These hate-laced articles, unfortunately, became the order of the day following the 2013 awards season, when Hathaway won both an Oscar and a Golden Globe for playing Fantine in 'Les Miserables'. 

Hathaway at the Oscars (Source:Getty Images)

Responding to the controversy and the hue and cry over the Oscar win, the actress had proudly quipped at the time, "How the world feels about me has nothing to do with me. How other people treat me has nothing to do with me."

"But if anything that anybody said resonated with me as something I’d like to work on for myself, I took it in like that. And to that extent, I feel like I got to shortcut a lot of my growth. To that extent, even though I wouldn’t have chosen to go through it, I still found a way to be grateful to it," she said. 

Her comments, however, did little to ward off the negative press that she garnered in the aftermath of her winning the Academy award. In fact, her stint as a co-host with Hollywood star James Franco at the 2011 Oscars was made a part of a renewed conversation that was used to ridicule Hathaway. From being called "overly dramatic" to "chipper" and a "desperate theater girl", the critics came out all guns blazing. 

All of this is especially ironic, considering the fact that the crowd's response to Franco ranged from mild to subtle; but Hathaway went on to become a trending topic for viral discussions such as "terrible Oscar hosts" or "awkward moments in the history of Oscars". 

A loud mouth for advocating affordable childcare

While it's nothing extraordinary for Hollywood divas to support socially-relevant causes, Hathaway has gone out of her way to lend voice to the cause of women empowerment.   

As a keynote speaker during the UN official commemoration of International Women's Day in 2017 in New York, the actress, who is UN Women Goodwill Ambassador broke many a stereotype when she chose to advocate paid leaves for expectant fathers. 

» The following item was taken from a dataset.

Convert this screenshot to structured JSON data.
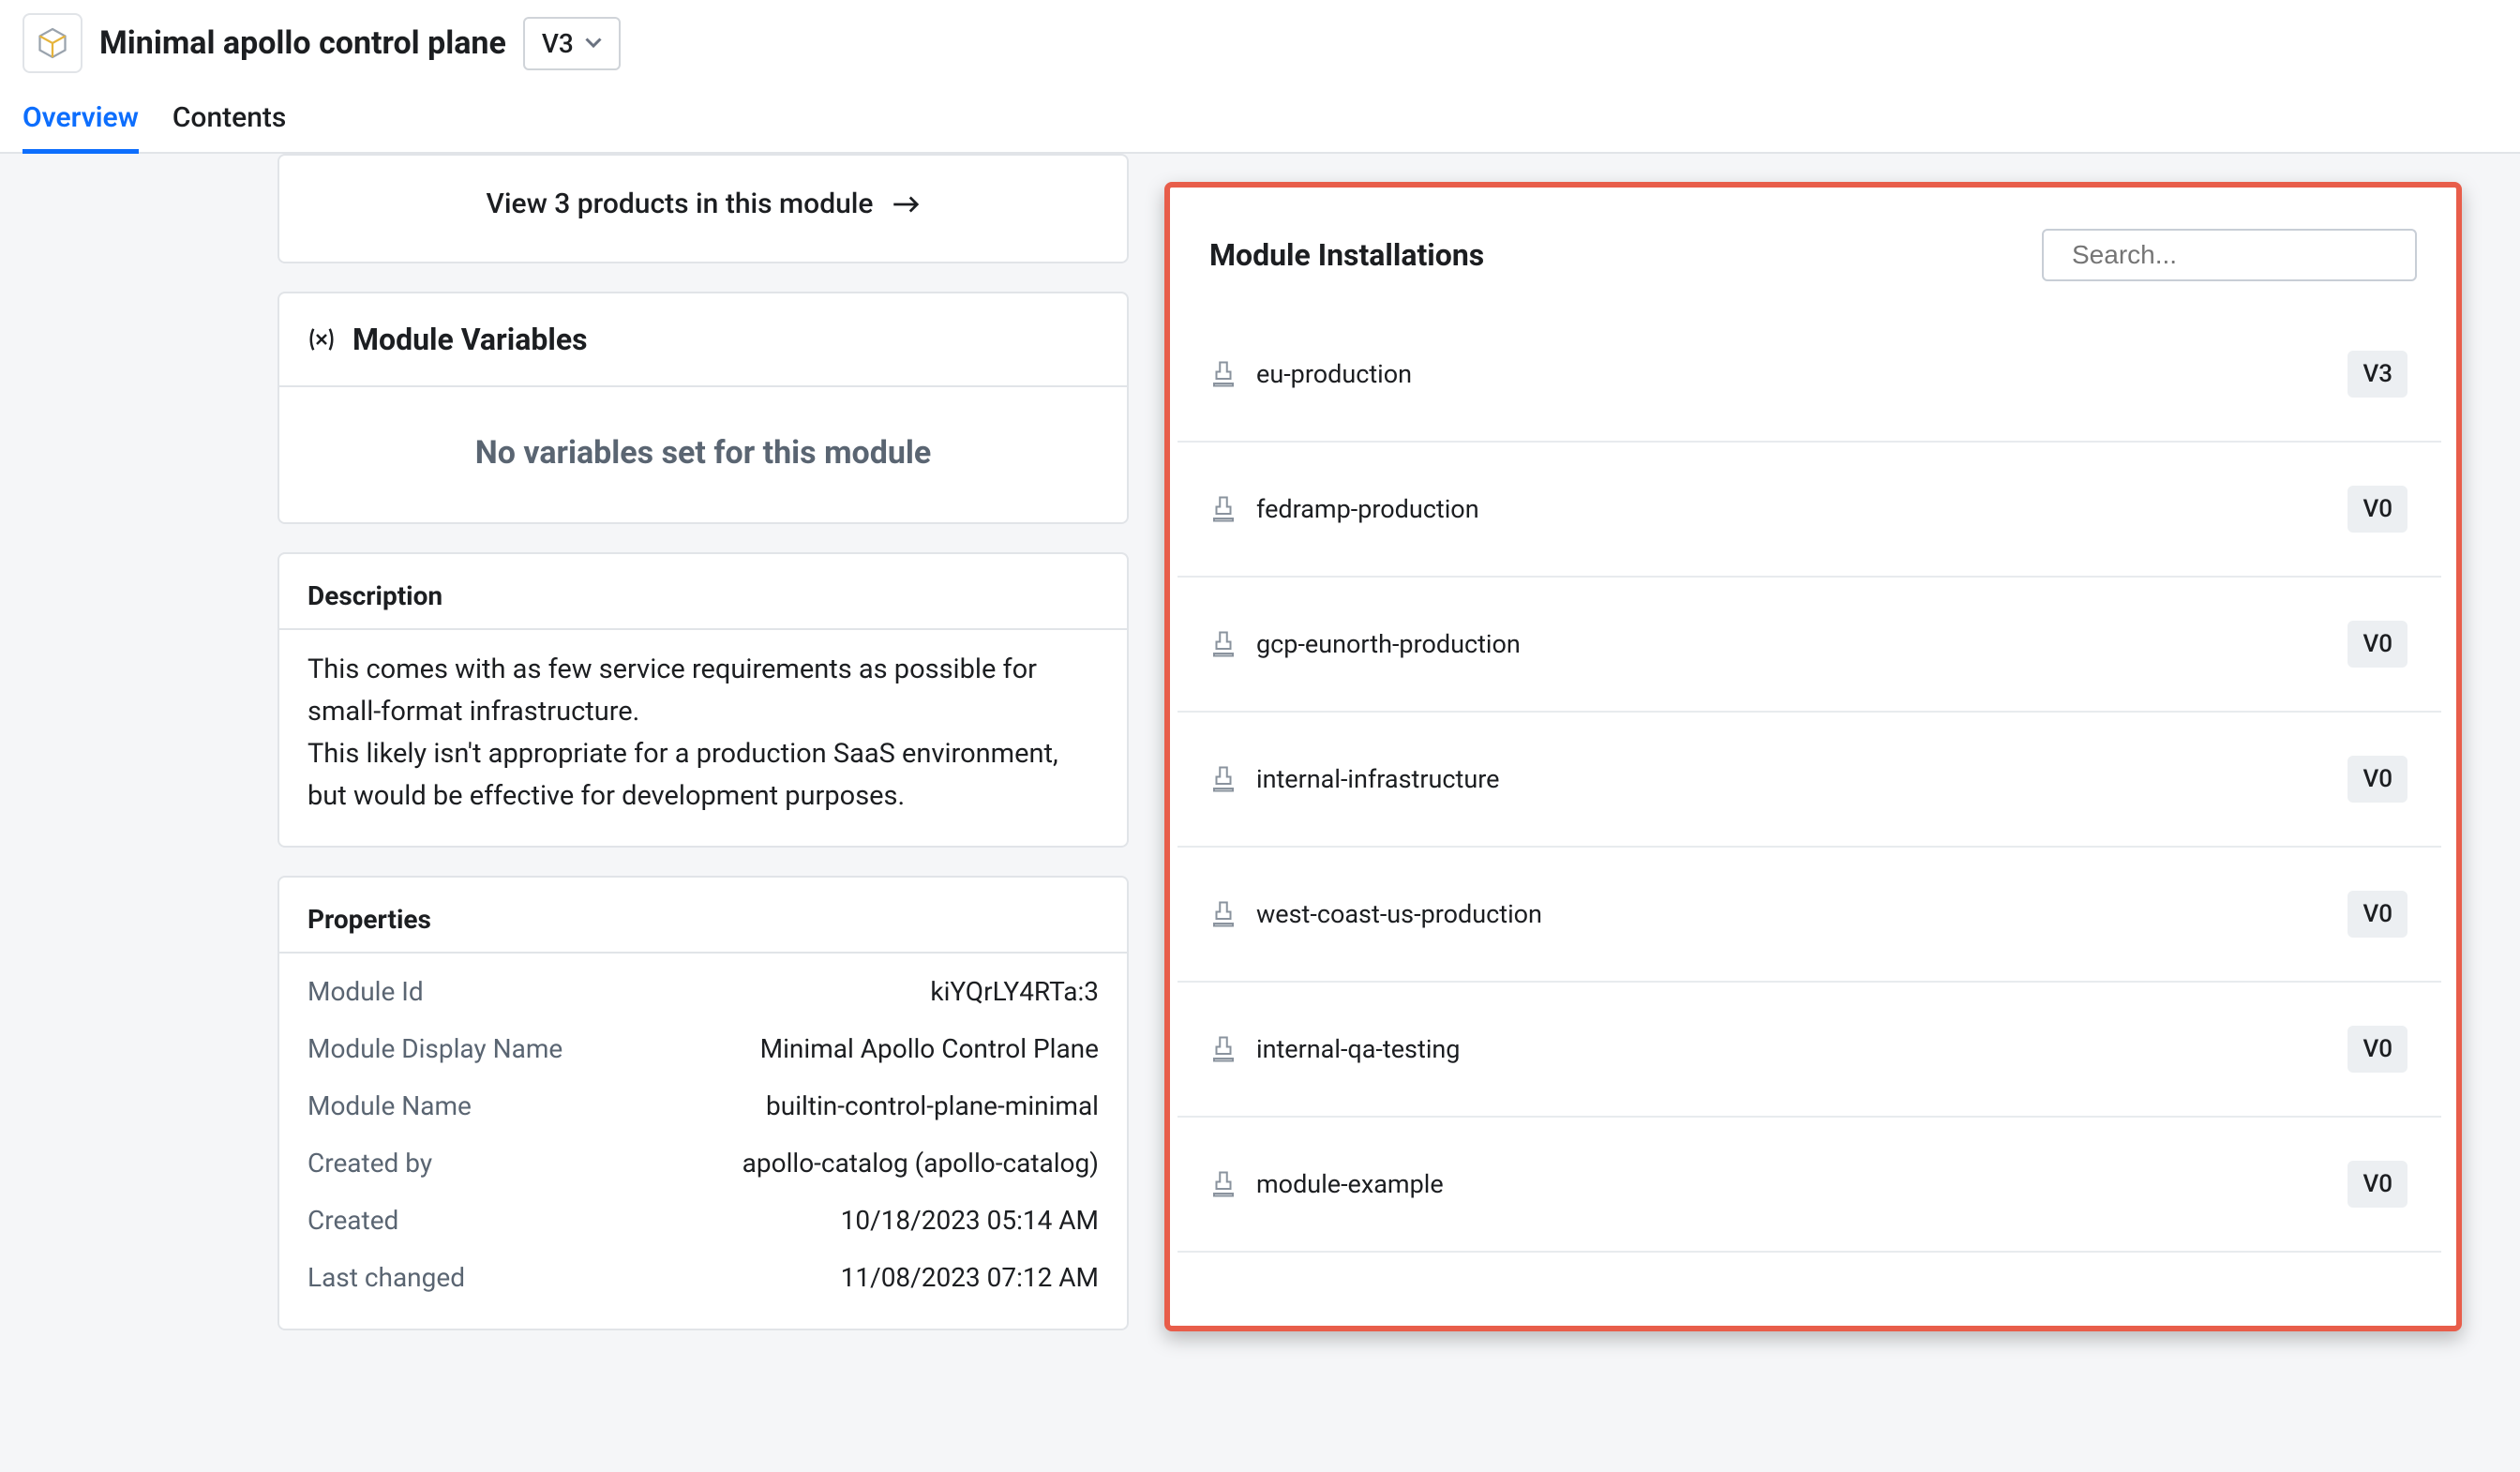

"Paid parental leave is not about taking days off work; it is about creating freedom to define roles, to choose how to invest time, and to establish new, positive cycles of behavior," the actress said, raising important questions like "How many of us here today saw our Dads enough growing up? How many of you Dads here see your kids enough now?"

Inequality is a deep-rooted menace, and it surely cannot be eradicated by not equally voicing the issues faced by both men and women, and Hathaway, aptly stressed on this aspect in her keynote address. She has shared her piece of mind on few issues closer to home as well - for instance, sexism in Hollywood. 

Explaining how she was let down by cooked-up rumors of conflict on the sets of 'Ocean's 8' - more so because it's an all-female led cast - the actress, without any hesitation, slammed whirlwind media reports for their caricature-esque portrayals of women.

"[It] me feel very sad that certain aspects of the media have tried to conjure up stories about how we don't get along," she said addressing the Ocean's 8 reports, adding, "It's nonsense and it's demeaning to everyone, to half of the world. It's come up (in the press) for a few of us and I'm over it, I'm so over it. Stop it. Stop trying to reduce our gender to a caricature, you know?"   

It seems like the biggest bone of contention against Hathaway is that she is desperate, thriving too hard. However, when a talent of her stature resorts to such means, even if that's the real case, it reflects poorly on showbiz and the crooked ideas about how women should be, rather than Hathaway. 

Perhaps, we can try shifting the conversation from the toothy grin and the sheepish girl, and put Anne Hathaway the talented star, dedicated UN Goodwill ambassador, and fierce performer under the spotlight - it might actually make for better debates between now and Hathaway's next release. 

*Ocean's 8 arrives in theaters on June 8.